The movie Crossroads (and no, I don’t mean the Britney Spears vehicle, which I have watched, I even kinda liked it truth be told) is one of my all-tie favourites. I like Crossroads for the memory of growing up with it. I watched this film so many times. And it meant a lot to me. Crossroads is a fictional account tracing around the surrounding myth of the 29 songs recorded by blues legend Robert Johnson. And, importantly, it stars Ralph Macchio. It was made in 1986.
Macchio, at the time of this movie, was a pretty big deal. He had been in a certain “wax-on wax-off” movie. And its sequel was made right around the time of Crossroads. I didn’t see Crossroads until 1990, by which time I had been to the State Movie Theatre in Hastings on a Friday night to see The Karate Kid III. So Ralph Macchio was as good as owning a whole set of Garbage Pail Kids bubblegum cards at that time. And I think you know what that means: as Larry David would say, preeeettty, preeeettty, preeeettty good!

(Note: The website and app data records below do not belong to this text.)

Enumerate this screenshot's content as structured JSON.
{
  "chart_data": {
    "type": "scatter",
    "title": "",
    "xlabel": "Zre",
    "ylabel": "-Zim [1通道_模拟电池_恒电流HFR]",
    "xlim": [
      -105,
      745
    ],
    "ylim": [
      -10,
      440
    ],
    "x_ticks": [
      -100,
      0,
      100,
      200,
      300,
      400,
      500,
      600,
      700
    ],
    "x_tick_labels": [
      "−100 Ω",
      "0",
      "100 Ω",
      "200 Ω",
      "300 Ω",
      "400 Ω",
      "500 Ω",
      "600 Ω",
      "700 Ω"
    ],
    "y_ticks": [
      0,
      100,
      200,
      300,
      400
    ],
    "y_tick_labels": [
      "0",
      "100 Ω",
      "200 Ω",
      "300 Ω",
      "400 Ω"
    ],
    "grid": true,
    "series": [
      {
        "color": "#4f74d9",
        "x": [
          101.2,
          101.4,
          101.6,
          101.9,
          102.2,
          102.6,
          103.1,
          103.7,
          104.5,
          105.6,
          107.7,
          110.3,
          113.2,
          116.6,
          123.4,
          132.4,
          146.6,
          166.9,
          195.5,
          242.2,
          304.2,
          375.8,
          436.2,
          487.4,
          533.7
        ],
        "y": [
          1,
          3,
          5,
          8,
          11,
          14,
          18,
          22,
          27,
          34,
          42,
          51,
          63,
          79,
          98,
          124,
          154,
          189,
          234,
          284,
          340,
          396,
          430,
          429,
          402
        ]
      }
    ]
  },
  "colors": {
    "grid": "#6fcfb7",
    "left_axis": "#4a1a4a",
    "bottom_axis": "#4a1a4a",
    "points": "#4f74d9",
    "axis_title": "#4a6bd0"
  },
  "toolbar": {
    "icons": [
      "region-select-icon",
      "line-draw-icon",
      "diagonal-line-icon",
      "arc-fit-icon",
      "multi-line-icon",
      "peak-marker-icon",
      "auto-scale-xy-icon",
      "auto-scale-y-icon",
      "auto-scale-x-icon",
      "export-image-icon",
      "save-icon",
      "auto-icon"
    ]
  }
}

The movie sees Macchio repeating the gimmick of The Karate Kid’s storyline. Pat Morita is replaced by Joe Seneca. And karate subs out to the blues. Oh, and the film’s climax will see Macchio’s character use a piece of wisdom learned early in the film.
There is some truly awful dialogue and scenes in the film that made me cringe when I first watched it over 20 years ago. Macchio leans in to kiss Jami Gertz. She plays a runaway hitcher they meet out on the road. He slips a peck on her lips and she says “that was nice”. I still curl my toes when this happens. Not because you shouldn’t try and kiss someone like Jami Gertz (she was in The Lost Boys after all) but because it is just an awkward piece of writing. But it’s great. It’s part of the film. And I love all parts of this film.
I recorded it from late-night TV, sometime in 1991. Stayed up and watched it all the way through because I didn’t dare trust the VCR-timer. And so that was the second time I watched it. Ripped through it again the next day. And from there, the odyssey really grew wheels (or mould. Depending on how you look at it I spose?) Right through High School this film was among my favourites.
I tell you now, this film is still magic. I love it. And as I sat trying to work out what it was I liked about it, while happy to just like it for the sake of nostalgia at the same time, I managed to put my finger on it. This film introduced me to a lot of things within music. And I followed up. Did the homework. The first, obvious example is the character of Robert Johnson and the aura of his music; really they are only peripheral in the film, but I had been reading Guitar World interviews that kept mentioning the name Robert Johnson and it was around this time that The Complete Recordings was released. So that was purchased (on cassette). And, already a fan of Joe Satriani I loved watching Steve Vai appear as the character Jack Butler in the movie. I would go on to a cassette copy of Passion and Warfare. And the music from the film, the actual score, was by Ry Cooder. Again, at this point, it was a name I knew and mostly associated with his film work. I loved the soundtrack album to Crossroads (also on tape, before buying the CD and then the LP).
The interest in Ry Cooder continued, but funnily enough I stuck happily with the soundtrack work for years before seriously engaging with the amazing albums of Cooder’s from the 1970s. And it was a revelation to listen to the Robert Johnson material; original versions of Led Zeppelin’s Travelling Riverside Blues and The Rolling Stones’ Love In Vain. Cream’s Crossroads too, more obviously, and bizarrely The Red Hot Chili Peppers’ They’re Red Hot. These were all revelations.
And I still get excited about the duel between Steve Vai and The Karate Kid. Eugene/Daniel waxes on with the blues and waxes off with the classical that he had earlier shunned when some woolly-haired academic stiff had told him to not “serve two masters”. I love it. It’s as powerful as when that nasty dude in The Karate Kid dramatically intones, “sweep the leg”.
I never did get to interview Ralph Macchio or Joe Seneca or Jamie Gertz – or director Walter Hill. Of course there was never any reason to, and I never tried. But I have interviewed Steve Vai and I have interviewed Ry Cooder. And my interest in their music started here. With this film. I got to mention that to both of them. Cooder had happy memories of working with Walter Hill – of it saving his life at a time when the industry had dried up, when film music became his way to earn a living and explore his creativity.
Vai was funny – and you can scoff all you want about Vai and some of his music. He’s still a guy that partied with Frank Zappa and David Lee Roth, played on a super kick-ass PiL album and made Passion and Warfare. What have you done? What have any of us done that could compare to that?! Vai reckons the giggle of his life is when his kids’ friends come to the house and don’t know – or care – about who Steve Vai is but then whisper to their friend that their dad looks “kinda like Jack Butler from Crossroads”.
That final duel in the film – that wonderful soundtrack – Vai as the devil’s guitar-histrionic henchman, I’ve seen this film so many times; can quote from it. I have the DVD. But I still – also – have the video tape from that late night TV session. It starts with the final minutes of an episode of 21 Jump Street. I can quote from that scene too – because I’ve watched it so many times.